▶ ABOUT THIS EXERCISE: Every line of the records that holds the word "supplier" should be copied.

▶ RECORDS PROVIDED:
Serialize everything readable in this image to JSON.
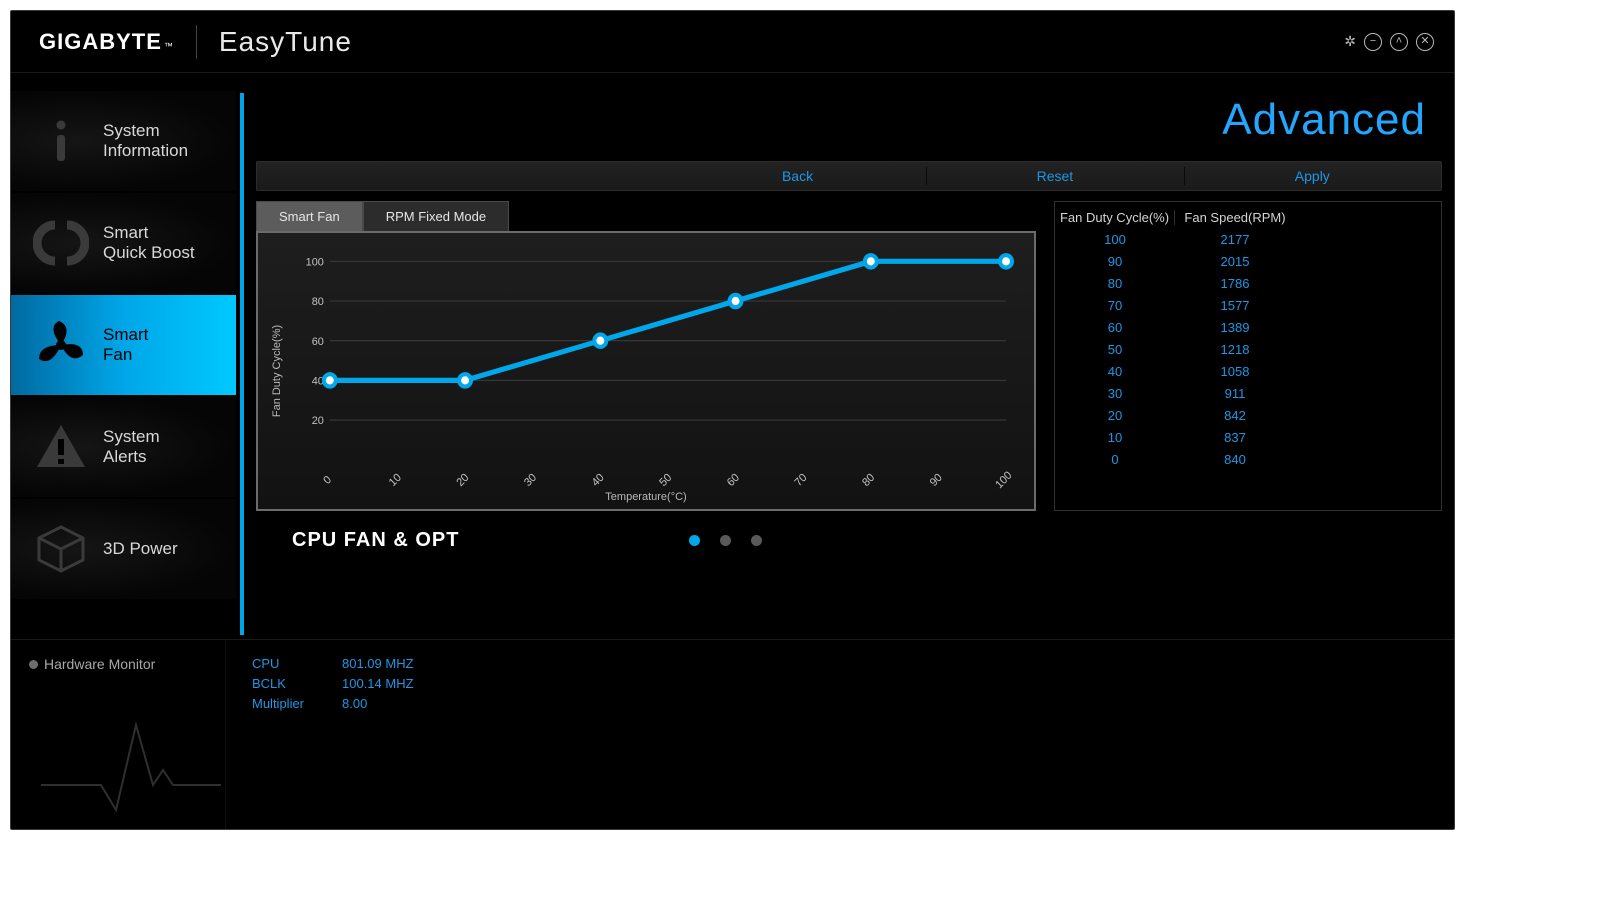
{
  "header": {
    "brand": "GIGABYTE",
    "trademark": "™",
    "app_name": "EasyTune"
  },
  "sidebar": {
    "items": [
      {
        "label": "System\nInformation"
      },
      {
        "label": "Smart\nQuick Boost"
      },
      {
        "label": "Smart\nFan"
      },
      {
        "label": "System\nAlerts"
      },
      {
        "label": "3D Power"
      }
    ]
  },
  "page": {
    "title": "Advanced",
    "actions": {
      "back": "Back",
      "reset": "Reset",
      "apply": "Apply"
    },
    "mode_tabs": {
      "smart": "Smart Fan",
      "rpm": "RPM Fixed Mode"
    },
    "fan_group": "CPU FAN & OPT"
  },
  "chart_data": {
    "type": "line",
    "title": "",
    "xlabel": "Temperature(°C)",
    "ylabel": "Fan Duty Cycle(%)",
    "xlim": [
      0,
      100
    ],
    "ylim": [
      0,
      100
    ],
    "xticks": [
      0,
      10,
      20,
      30,
      40,
      50,
      60,
      70,
      80,
      90,
      100
    ],
    "yticks": [
      20,
      40,
      60,
      80,
      100
    ],
    "x": [
      0,
      20,
      40,
      60,
      80,
      100
    ],
    "values": [
      40,
      40,
      60,
      80,
      100,
      100
    ]
  },
  "fan_table": {
    "headers": {
      "duty": "Fan Duty Cycle(%)",
      "rpm": "Fan Speed(RPM)"
    },
    "rows": [
      {
        "duty": 100,
        "rpm": 2177
      },
      {
        "duty": 90,
        "rpm": 2015
      },
      {
        "duty": 80,
        "rpm": 1786
      },
      {
        "duty": 70,
        "rpm": 1577
      },
      {
        "duty": 60,
        "rpm": 1389
      },
      {
        "duty": 50,
        "rpm": 1218
      },
      {
        "duty": 40,
        "rpm": 1058
      },
      {
        "duty": 30,
        "rpm": 911
      },
      {
        "duty": 20,
        "rpm": 842
      },
      {
        "duty": 10,
        "rpm": 837
      },
      {
        "duty": 0,
        "rpm": 840
      }
    ]
  },
  "footer": {
    "hw_monitor_label": "Hardware Monitor",
    "stats": [
      {
        "k": "CPU",
        "v": "801.09 MHZ"
      },
      {
        "k": "BCLK",
        "v": "100.14 MHZ"
      },
      {
        "k": "Multiplier",
        "v": "8.00"
      }
    ]
  }
}
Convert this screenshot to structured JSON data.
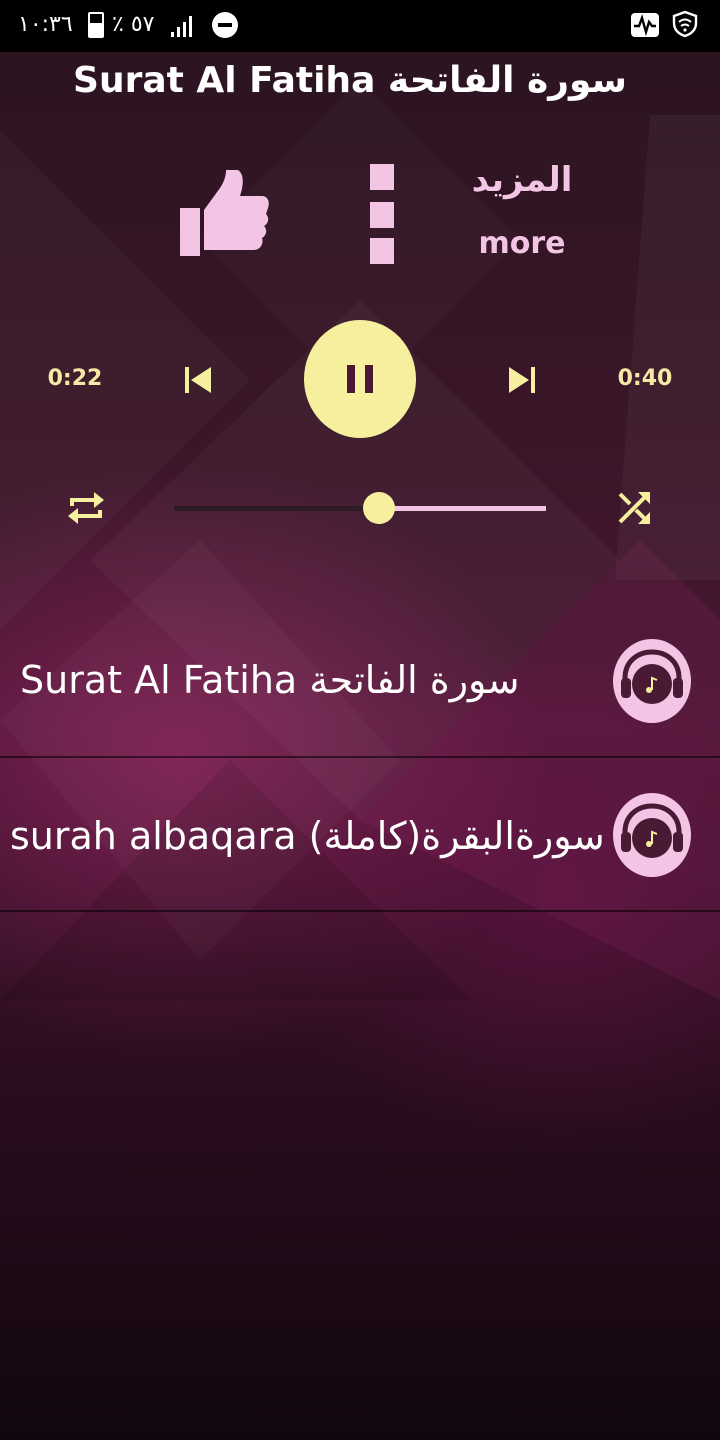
{
  "status_bar": {
    "time": "١٠:٣٦",
    "battery_percent": "٪ ٥٧",
    "battery_level": 0.57,
    "icons": [
      "battery-icon",
      "signal-icon",
      "do-not-disturb-icon",
      "activity-icon",
      "shield-icon"
    ]
  },
  "header": {
    "title": "Surat Al Fatiha سورة الفاتحة",
    "more_label_ar": "المزيد",
    "more_label_en": "more",
    "icons": [
      "thumbs-up-icon",
      "more-vertical-icon"
    ]
  },
  "player": {
    "elapsed": "0:22",
    "duration": "0:40",
    "progress": 0.55,
    "state": "playing",
    "icons": [
      "previous-icon",
      "pause-icon",
      "next-icon",
      "repeat-icon",
      "shuffle-icon"
    ]
  },
  "tracks": [
    {
      "title": "Surat Al Fatiha سورة الفاتحة",
      "icon": "headphones-music-icon"
    },
    {
      "title": "surah albaqara (سورةالبقرة(كاملة",
      "icon": "headphones-music-icon"
    }
  ],
  "colors": {
    "accent_yellow": "#f6ef9e",
    "accent_pink": "#f3c4e4",
    "time_text": "#f6e9a6",
    "background_dark": "#1d0d17",
    "background_magenta": "#4a1734"
  }
}
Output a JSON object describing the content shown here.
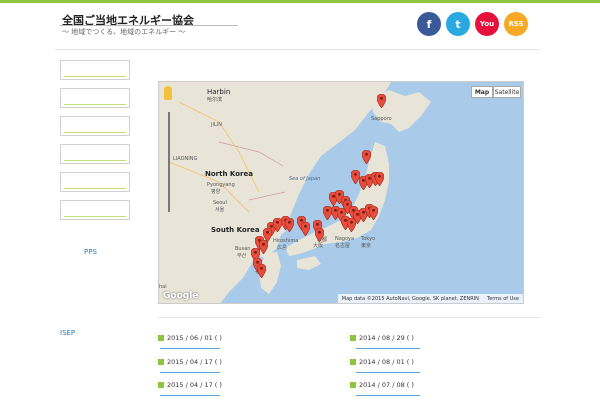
{
  "header": {
    "title": "全国ご当地エネルギー協会",
    "subtitle": "〜 地域でつくる、地域のエネルギー 〜"
  },
  "social": [
    {
      "name": "facebook",
      "glyph": "f",
      "color": "#3b5998"
    },
    {
      "name": "twitter",
      "glyph": "t",
      "color": "#2aa9e0"
    },
    {
      "name": "youtube",
      "glyph": "You",
      "color": "#e5103c"
    },
    {
      "name": "rss",
      "glyph": "RSS",
      "color": "#f7a824"
    }
  ],
  "sidebar": {
    "box_count": 6,
    "pps_label": "PPS",
    "isep_label": "ISEP"
  },
  "map": {
    "type_buttons": {
      "map": "Map",
      "satellite": "Satellite"
    },
    "labels": {
      "harbin": "Harbin",
      "harbin_cjk": "哈尔滨",
      "jilin": "JILIN",
      "liaoning": "LIAONING",
      "north_korea": "North Korea",
      "pyongyang": "Pyongyang",
      "pyongyang_kr": "평양",
      "seoul": "Seoul",
      "seoul_kr": "서울",
      "south_korea": "South Korea",
      "busan": "Busan",
      "busan_kr": "부산",
      "sea_of_japan": "Sea of Japan",
      "sapporo": "Sapporo",
      "hiroshima": "Hiroshima",
      "hiroshima_jp": "広島",
      "fukuoka_short": "Fu",
      "fukuoka_short_jp": "福",
      "nagoya": "Nagoya",
      "nagoya_jp": "名古屋",
      "tokyo": "Tokyo",
      "tokyo_jp": "東京",
      "osaka_short": "大阪",
      "kyoto_short": "京都",
      "shanghai_short": "hai"
    },
    "attribution": "Map data ©2015 AutoNavi, Google, SK planet, ZENRIN",
    "terms": "Terms of Use",
    "google": "Google"
  },
  "news": {
    "left": [
      "2015 / 06 / 01 ( )",
      "2015 / 04 / 17 ( )",
      "2015 / 04 / 17 ( )"
    ],
    "right": [
      "2014 / 08 / 29 ( )",
      "2014 / 08 / 01 ( )",
      "2014 / 07 / 08 ( )"
    ]
  }
}
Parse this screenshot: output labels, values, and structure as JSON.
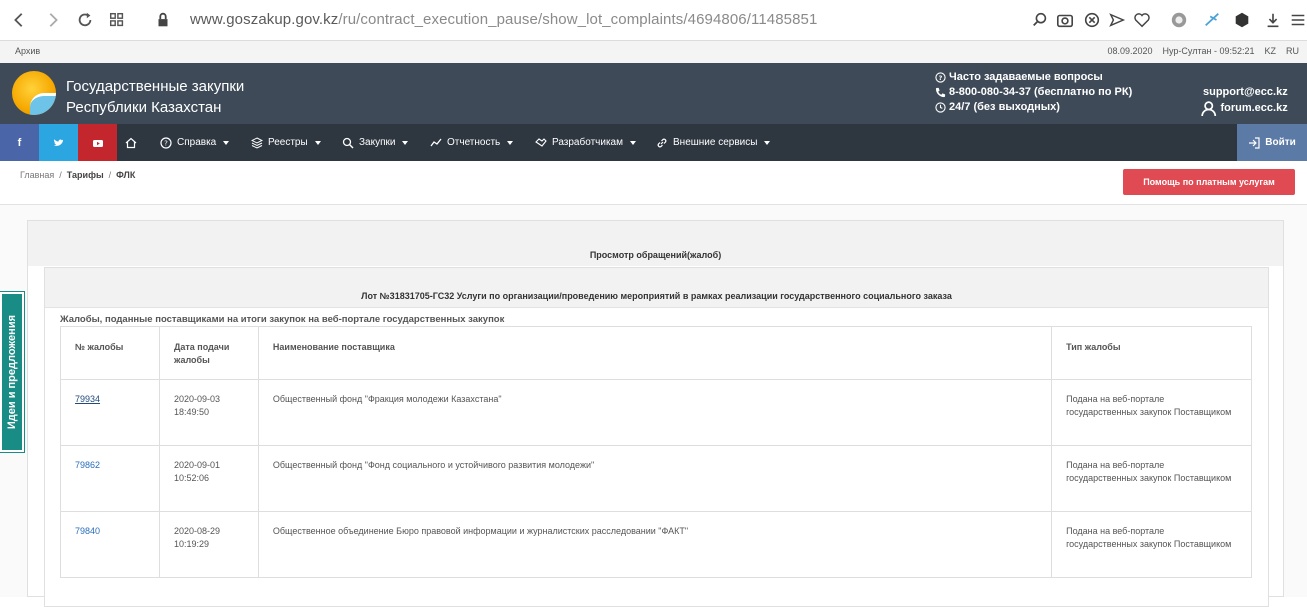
{
  "browser": {
    "url_host": "www.goszakup.gov.kz",
    "url_path": "/ru/contract_execution_pause/show_lot_complaints/4694806/11485851"
  },
  "top_strip": {
    "archive": "Архив",
    "date": "08.09.2020",
    "city_time": "Нур-Султан - 09:52:21",
    "lang_kz": "KZ",
    "lang_ru": "RU"
  },
  "header": {
    "title_line1": "Государственные закупки",
    "title_line2": "Республики Казахстан",
    "faq": "Часто задаваемые вопросы",
    "phone": "8-800-080-34-37 (бесплатно по РК)",
    "hours": "24/7 (без выходных)",
    "email": "support@ecc.kz",
    "forum": "forum.ecc.kz"
  },
  "nav": {
    "items": [
      {
        "label": "Справка"
      },
      {
        "label": "Реестры"
      },
      {
        "label": "Закупки"
      },
      {
        "label": "Отчетность"
      },
      {
        "label": "Разработчикам"
      },
      {
        "label": "Внешние сервисы"
      }
    ],
    "login": "Войти"
  },
  "colors": {
    "header_bg": "#3e4a58",
    "navbar_bg": "#2e3640",
    "facebook": "#4a65a8",
    "twitter": "#2ba6e0",
    "youtube": "#c4262d",
    "login_bg": "#5b7aa6",
    "help_button": "#e04a52",
    "side_tab": "#1a8c86"
  },
  "breadcrumb": [
    "Главная",
    "Тарифы",
    "ФЛК"
  ],
  "help_button": "Помощь по платным услугам",
  "panel_title": "Просмотр обращений(жалоб)",
  "lot_title": "Лот №31831705-ГС32 Услуги по организации/проведению мероприятий в рамках реализации государственного социального заказа",
  "section_label": "Жалобы, поданные поставщиками на итоги закупок на веб-портале государственных закупок",
  "table": {
    "headers": [
      "№ жалобы",
      "Дата подачи жалобы",
      "Наименование поставщика",
      "Тип жалобы"
    ],
    "rows": [
      {
        "id": "79934",
        "date": "2020-09-03",
        "time": "18:49:50",
        "supplier": "Общественный фонд \"Фракция молодежи Казахстана\"",
        "type": "Подана на веб-портале государственных закупок Поставщиком"
      },
      {
        "id": "79862",
        "date": "2020-09-01",
        "time": "10:52:06",
        "supplier": "Общественный фонд \"Фонд социального и устойчивого развития молодежи\"",
        "type": "Подана на веб-портале государственных закупок Поставщиком"
      },
      {
        "id": "79840",
        "date": "2020-08-29",
        "time": "10:19:29",
        "supplier": "Общественное объединение Бюро правовой информации и журналистских расследовании \"ФАКТ\"",
        "type": "Подана на веб-портале государственных закупок Поставщиком"
      }
    ]
  },
  "side_tab": "Идеи и предложения"
}
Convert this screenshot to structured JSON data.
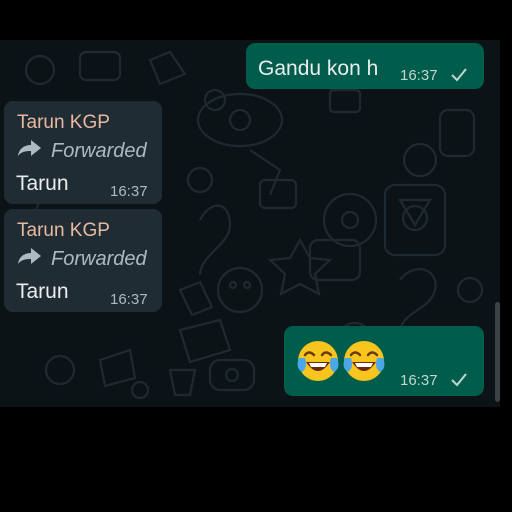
{
  "messages": [
    {
      "direction": "outgoing",
      "text": "Gandu kon h",
      "time": "16:37",
      "status": "sent-check-icon"
    },
    {
      "direction": "incoming",
      "sender": "Tarun KGP",
      "forwarded_label": "Forwarded",
      "text": "Tarun",
      "time": "16:37"
    },
    {
      "direction": "incoming",
      "sender": "Tarun KGP",
      "forwarded_label": "Forwarded",
      "text": "Tarun",
      "time": "16:37"
    },
    {
      "direction": "outgoing",
      "emojis": [
        "face-with-tears-of-joy",
        "face-with-tears-of-joy"
      ],
      "time": "16:37",
      "status": "sent-check-icon"
    }
  ],
  "colors": {
    "chat_background": "#0c1317",
    "outgoing_bubble": "#005c4b",
    "incoming_bubble": "#202c33",
    "sender_name": "#e8b9a0"
  }
}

▶ EXERCISE ANSWER:
        "supplier": "Общественный фонд \"Фракция молодежи Казахстана\"",
        "supplier": "Общественный фонд \"Фонд социального и устойчивого развития молодежи\"",
        "supplier": "Общественное объединение Бюро правовой информации и журналистских расследовании \"ФАКТ\"",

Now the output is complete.